- extreme weather, such as too cold or too hot.
Vasculitis is a rare condition where your blood vessels inflame. It can cause hives that are more painful.
How are hives diagnosed?
Your doctor can diagnose hives by looking at your skin. They also might want to perform blood, skin, or urine tests, such as a skin-prick test or biopsy. These tests can confirm if you had an allergic reaction and what caused it. However, sometimes the cause of hives is unknown.
Can hives be prevented or avoided?
Hives cannot always be prevented. You might not know you are allergic to something, or you met get hives from unplanned stress or elements.
You can help reduce the chance of getting hives if you:
- Avoid food or substances that you (know you) are allergic to.
- Avoid wearing tight clothing for long periods of time.
- Monitor your stress levels.
- Wash your hands regularly.
- Avoid too much sun contact.
- Regulate extreme body and weather temperatures.
- Avoid too much sun contact.
Most cases of hives go away on their own. However, there are things you can do to lessen the effects (itchiness and swelling), such as:
- Avoid scratching the itchy area.
- Take a cool bath or shower (or a hot bath or shower, in cases of cold-induced hives).
- Use a cold cloth or pad.
- Apply an anti-itch cream.
- Wear loose clothing.
- Take an antihistamine, such as Benadryl, to counter the histamine (chemical allergic reaction).
- Avoid alcohol, tobacco, and exercise.
You might need extra treatment if you have a severe case of hives or if the bumps occur in a sensitive area, like the throat, lips, or eyes.
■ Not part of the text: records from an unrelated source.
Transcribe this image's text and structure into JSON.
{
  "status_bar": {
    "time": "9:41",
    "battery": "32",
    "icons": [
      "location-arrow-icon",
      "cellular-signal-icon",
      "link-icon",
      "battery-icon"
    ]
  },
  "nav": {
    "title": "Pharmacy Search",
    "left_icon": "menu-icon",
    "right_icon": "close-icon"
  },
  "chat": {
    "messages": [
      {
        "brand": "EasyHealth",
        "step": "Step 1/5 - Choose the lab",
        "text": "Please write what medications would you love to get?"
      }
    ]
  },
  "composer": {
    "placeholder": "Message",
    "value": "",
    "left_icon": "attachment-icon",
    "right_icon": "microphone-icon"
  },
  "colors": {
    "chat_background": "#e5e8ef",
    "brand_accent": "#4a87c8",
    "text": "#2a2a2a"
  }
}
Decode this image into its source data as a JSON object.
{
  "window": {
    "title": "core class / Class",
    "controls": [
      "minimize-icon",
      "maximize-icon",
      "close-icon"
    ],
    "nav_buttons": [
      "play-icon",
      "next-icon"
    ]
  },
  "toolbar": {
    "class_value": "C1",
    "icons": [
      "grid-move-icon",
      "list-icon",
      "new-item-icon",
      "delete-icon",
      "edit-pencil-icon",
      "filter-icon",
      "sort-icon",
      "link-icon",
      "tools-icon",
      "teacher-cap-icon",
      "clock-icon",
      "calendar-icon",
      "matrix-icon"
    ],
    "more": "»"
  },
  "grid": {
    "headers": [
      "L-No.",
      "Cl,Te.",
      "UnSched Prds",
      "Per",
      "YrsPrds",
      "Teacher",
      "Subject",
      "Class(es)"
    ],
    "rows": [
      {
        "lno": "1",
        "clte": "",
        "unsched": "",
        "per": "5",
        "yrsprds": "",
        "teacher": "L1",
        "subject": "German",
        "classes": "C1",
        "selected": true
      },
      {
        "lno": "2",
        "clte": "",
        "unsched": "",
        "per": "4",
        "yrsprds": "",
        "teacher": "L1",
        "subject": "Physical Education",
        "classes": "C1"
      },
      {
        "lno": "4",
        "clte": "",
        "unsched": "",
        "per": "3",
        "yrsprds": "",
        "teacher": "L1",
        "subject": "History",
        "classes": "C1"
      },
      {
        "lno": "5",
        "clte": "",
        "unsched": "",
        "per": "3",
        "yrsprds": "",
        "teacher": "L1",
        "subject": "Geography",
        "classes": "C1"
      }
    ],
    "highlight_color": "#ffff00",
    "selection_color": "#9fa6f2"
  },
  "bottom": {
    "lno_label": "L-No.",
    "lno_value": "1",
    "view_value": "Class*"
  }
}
Your doctor can give you a shot of epinephrine (adrenaline) or steroids.
Living with hives
Hives typically last for a short time and go away on their own. It is uncommon for hives to leave bruising or scars. Contact your doctor if your hives last for more than 6 weeks. You might have chronic hives and need to see an allergy or dermatology (skin) doctor to manage the condition. He or she may ask you to keep a diary of foods and substances that you’ve been exposed to. This will help determine what you could be allergic to.
Hives typically are harmless, but there are some risks. If your whole body reacts, you might have other problems, like anaphylaxis. This causes swelling in your throat and breathing problems that can be life threatening.
Call 911 or go to the emergency room if you experience:
- shortness of breath or difficulty getting air in your lungs
- swelling in your tongue, throat, or face
Questions to ask your doctor
- How do I know if I have hives versus another skin rash?
- If I get hives once, what is the chance I will get it again?
- Are hives contagious?
Copyright © American Academy of Family Physicians
This information provides a general overview and may not apply to everyone. Talk to your family doctor to find out if this information applies to you and to get more information on this subject.